Etymologically, the word rival refers to people who live by the river and draw their water from the same stream.
The ensemble of partial drives directed toward the mother, once she is perceived as an object that is differentiated from the self, is accompanied by hostile rivalry toward the father. This oedipal rivalry is extended to the hostile relationships that occur among siblings.
In "Neurotic Mechanisms in Jealousy, Paranoia and Homosexuality", Sigmund Freud posited an analogy between this mechanism and the process that is the basis for social bonds: "In both processes, there is first the presence of jealous and hostile impulses which cannot achieve satisfaction; and both the affectionate and the social feelings of identification arise as reactive formations against the repressed aggressive impulses."
Putting himself in the place of this other, the subject imagines himself as being dispossessed of a source of enjoyment (jouissance) that tolerates no sharing.
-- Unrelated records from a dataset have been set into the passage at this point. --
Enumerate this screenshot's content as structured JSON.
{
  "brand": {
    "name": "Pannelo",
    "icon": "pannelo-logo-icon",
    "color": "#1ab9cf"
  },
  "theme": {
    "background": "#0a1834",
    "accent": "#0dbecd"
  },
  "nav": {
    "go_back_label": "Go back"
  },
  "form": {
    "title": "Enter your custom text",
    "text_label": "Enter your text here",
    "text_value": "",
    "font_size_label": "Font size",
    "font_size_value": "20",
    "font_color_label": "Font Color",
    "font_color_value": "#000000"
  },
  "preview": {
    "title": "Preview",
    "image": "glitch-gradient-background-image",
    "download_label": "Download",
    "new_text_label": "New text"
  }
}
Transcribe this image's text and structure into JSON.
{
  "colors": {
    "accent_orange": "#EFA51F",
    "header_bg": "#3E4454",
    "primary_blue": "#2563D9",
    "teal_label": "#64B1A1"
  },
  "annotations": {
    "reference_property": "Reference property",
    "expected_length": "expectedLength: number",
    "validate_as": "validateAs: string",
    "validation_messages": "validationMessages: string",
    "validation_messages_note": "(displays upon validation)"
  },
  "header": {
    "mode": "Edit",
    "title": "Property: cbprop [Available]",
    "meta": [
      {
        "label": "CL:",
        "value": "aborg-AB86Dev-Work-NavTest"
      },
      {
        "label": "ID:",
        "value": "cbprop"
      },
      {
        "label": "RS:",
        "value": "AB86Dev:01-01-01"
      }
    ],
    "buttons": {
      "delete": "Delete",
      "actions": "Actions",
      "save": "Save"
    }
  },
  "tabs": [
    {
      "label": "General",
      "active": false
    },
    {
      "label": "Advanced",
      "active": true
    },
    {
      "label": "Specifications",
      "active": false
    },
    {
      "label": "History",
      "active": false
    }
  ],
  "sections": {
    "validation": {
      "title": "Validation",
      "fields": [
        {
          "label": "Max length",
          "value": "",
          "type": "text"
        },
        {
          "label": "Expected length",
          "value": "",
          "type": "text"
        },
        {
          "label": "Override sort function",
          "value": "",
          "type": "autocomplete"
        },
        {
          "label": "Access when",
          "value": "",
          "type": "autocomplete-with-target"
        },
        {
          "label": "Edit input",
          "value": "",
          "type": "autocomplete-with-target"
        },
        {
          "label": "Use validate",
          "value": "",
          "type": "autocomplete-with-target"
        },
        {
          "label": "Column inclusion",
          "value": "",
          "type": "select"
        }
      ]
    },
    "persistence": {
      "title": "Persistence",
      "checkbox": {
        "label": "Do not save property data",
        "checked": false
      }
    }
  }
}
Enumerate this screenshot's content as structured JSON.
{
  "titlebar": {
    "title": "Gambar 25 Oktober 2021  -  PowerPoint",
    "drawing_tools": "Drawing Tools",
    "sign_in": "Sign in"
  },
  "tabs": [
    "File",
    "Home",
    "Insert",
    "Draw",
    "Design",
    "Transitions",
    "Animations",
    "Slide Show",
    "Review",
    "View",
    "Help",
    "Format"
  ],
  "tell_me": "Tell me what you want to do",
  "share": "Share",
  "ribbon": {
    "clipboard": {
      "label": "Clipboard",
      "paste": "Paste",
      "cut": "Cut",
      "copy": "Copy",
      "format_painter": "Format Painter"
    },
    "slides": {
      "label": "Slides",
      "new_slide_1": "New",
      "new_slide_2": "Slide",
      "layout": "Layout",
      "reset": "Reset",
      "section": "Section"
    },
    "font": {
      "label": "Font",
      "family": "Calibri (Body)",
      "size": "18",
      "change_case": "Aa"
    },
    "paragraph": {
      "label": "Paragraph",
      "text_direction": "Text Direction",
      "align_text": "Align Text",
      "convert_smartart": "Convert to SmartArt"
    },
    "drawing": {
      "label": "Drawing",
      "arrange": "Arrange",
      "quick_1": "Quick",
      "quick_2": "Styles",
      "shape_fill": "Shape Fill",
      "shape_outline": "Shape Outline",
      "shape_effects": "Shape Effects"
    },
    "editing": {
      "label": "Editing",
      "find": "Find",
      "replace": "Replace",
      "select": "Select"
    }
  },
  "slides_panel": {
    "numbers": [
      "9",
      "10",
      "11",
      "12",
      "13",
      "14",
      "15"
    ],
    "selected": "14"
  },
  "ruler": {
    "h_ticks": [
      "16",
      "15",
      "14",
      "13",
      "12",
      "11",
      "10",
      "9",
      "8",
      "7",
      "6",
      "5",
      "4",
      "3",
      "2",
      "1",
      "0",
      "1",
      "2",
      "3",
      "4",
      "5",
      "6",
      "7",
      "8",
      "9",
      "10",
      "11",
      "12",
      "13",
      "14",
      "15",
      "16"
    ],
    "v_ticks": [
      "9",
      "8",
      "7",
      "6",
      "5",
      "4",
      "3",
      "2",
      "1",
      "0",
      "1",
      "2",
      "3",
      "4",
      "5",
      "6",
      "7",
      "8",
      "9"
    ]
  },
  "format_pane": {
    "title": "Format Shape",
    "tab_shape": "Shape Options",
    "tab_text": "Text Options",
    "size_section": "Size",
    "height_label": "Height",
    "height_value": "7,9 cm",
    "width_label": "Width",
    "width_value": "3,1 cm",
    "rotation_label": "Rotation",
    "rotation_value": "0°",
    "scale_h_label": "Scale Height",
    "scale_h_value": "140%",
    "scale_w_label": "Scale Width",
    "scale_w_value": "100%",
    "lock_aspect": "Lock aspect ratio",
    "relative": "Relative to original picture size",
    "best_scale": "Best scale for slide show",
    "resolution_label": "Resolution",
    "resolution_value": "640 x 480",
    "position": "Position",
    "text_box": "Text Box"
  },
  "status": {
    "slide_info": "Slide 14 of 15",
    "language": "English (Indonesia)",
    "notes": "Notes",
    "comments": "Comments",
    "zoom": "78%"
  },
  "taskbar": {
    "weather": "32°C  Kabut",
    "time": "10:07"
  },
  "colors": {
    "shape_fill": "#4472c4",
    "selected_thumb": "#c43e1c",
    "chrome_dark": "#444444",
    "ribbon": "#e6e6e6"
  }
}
The subject's hatred is all the stronger because unconsciously, this struggle is for possession of an object that bears the narcissistic illusion of perfect continuity between self and other. The destructiveness of the tendency away from differentiation is thus transformed into hatred and suspended through triangulation.
- Analysis of a Phobia in a Five-Year-Old Boy
- Contributions to the Psychology of Love
- Dead mother complex
- Examination dreams
- Family romance
- Oedipus complex
- Primitive horde
- Freud, Sigmund. (1909c). Family romances. SE, 9: 235-241.
- —— (1922b). Neurotic mechanisms in jealousy, paranoia and homosexuality. SE, 18: 221-232.